These gliders aren't enough to sustain human flight, but they slow the trip from diving board to water and they give the sensation of flight. This was a scant six years after the Wright Brothers flew. And, we're told, this new sport, invented at a ladies swimming club in London, is rapidly spreading.
I read on: an article about airplane altitude records shows five airplanes, all in reference to the Washington Monument. Only two have flown any higher than the monument, and Orville Wright has flown highest, just over 1500 feet. Flight is that primitive!
The magazine bursts with real airplanes, imagined airplanes, the world's smallest airplane, the death of a noted pilot, a combination bicycle/airplane. It also describes America's first air show, just held in Los Angeles. At that show was a thirteen-year-old boy named Jimmy Doolittle.
Doolittle was the WW-II pilot who, in 1942, flew from an aircraft carrier in the Pacific. He led sixteen B-25s on a daring raid over Tokyo. Now writer Mary Seelhorst tells a remarkable story about Doolittle and Popular Mechanics.
In 1909, the magazine provided a chilling set of instructions. They showed how to build a glider and how to fly it by running it off a cliff. Four years later, Popular Mechanics published a book titled, The Boy Mechanic: 700 Things for Boys to Do. And that homemade glider formed its frontispiece.

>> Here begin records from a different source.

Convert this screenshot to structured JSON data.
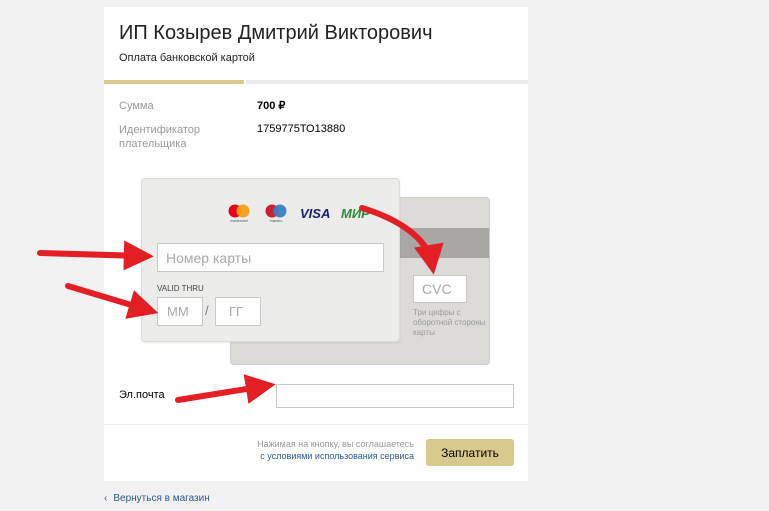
{
  "header": {
    "merchant_name": "ИП Козырев Дмитрий Викторович",
    "subtitle": "Оплата банковской картой"
  },
  "progress": {
    "step_fraction": 0.33
  },
  "details": {
    "sum_label": "Сумма",
    "sum_value": "700 ₽",
    "payer_id_label_line1": "Идентификатор",
    "payer_id_label_line2": "плательщика",
    "payer_id_value": "1759775ТО13880"
  },
  "card": {
    "number_placeholder": "Номер карты",
    "valid_thru_label": "VALID THRU",
    "month_placeholder": "ММ",
    "year_placeholder": "ГГ",
    "date_separator": "/",
    "cvc_placeholder": "CVC",
    "cvc_hint": "Три цифры с оборотной стороны карты",
    "logos": [
      {
        "icon": "mastercard-icon",
        "caption": "mastercard"
      },
      {
        "icon": "maestro-icon",
        "caption": "maestro"
      },
      {
        "icon": "visa-icon",
        "text": "VISA"
      },
      {
        "icon": "mir-icon",
        "text": "МИР"
      }
    ]
  },
  "email": {
    "label": "Эл.почта",
    "value": ""
  },
  "footer": {
    "terms_line1": "Нажимая на кнопку, вы соглашаетесь",
    "terms_line2": "с условиями использования сервиса",
    "pay_button": "Заплатить",
    "back_link": "Вернуться в магазин"
  },
  "colors": {
    "accent": "#d8c98c",
    "link": "#2a5a94",
    "annotation_arrow": "#e31e24"
  }
}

Doolittle read the article, and he built one of those life-threatening machines. It's not surprising that he crashed. The instructions themselves include a magnificently understated warning, that we should take great care in landing, "otherwise [one] might suffer a sprained ankle or perhaps a broken limb."
Doolittle was undeterred. He became a barnstormer, a wing-walker, a leading race pilot. And then he became the 45-year-old leader of men half his age on that Tokyo raid. He did minimal damage to Japan. And all sixteen planes had to crash-land, mostly in China. But he gave America heart when we truly feared we were about to lose WW-II. I was [not quite] twelve then, in love with flight and airplanes, but also truly fearful of the seemingly unstoppable Axis forces.
A remarkable world was shaped, back in 1910, by women trying to fly off diving boards, and boys trying to fly off cliffs. A reviewer observes that Doolittle's autobiography seems "incapable of anything but short declarative sentences," and that "the result is just right." That makes sense once we've read these old Popular Mechanics magazines. For this was an age of action, of doing. This was how the twentieth century was made.
I'm John Lienhard, at the University of Houston, where we're interested in the way inventive minds work.
Exciting Aero-Swimming Game. Popular Mechanics, Vol. 13, 1910, pg. 18. (see also, the rest of Volume 18 for repeated references to flight.)
For the 1909 glider picture and a discussion of its implications, see: J. H. Lienhard, Inventing Modern: Growing up with X-Rays, Skyscrapers, and Tailfins. New York: Oxford University Press, August, 2003, Chapter 12, see especially, pg. 193.
J. Doolittle, C. V. Glines, and B. M. Goldwater, I Could Never Be So Lucky Again. New York: Bantam Books, 2001.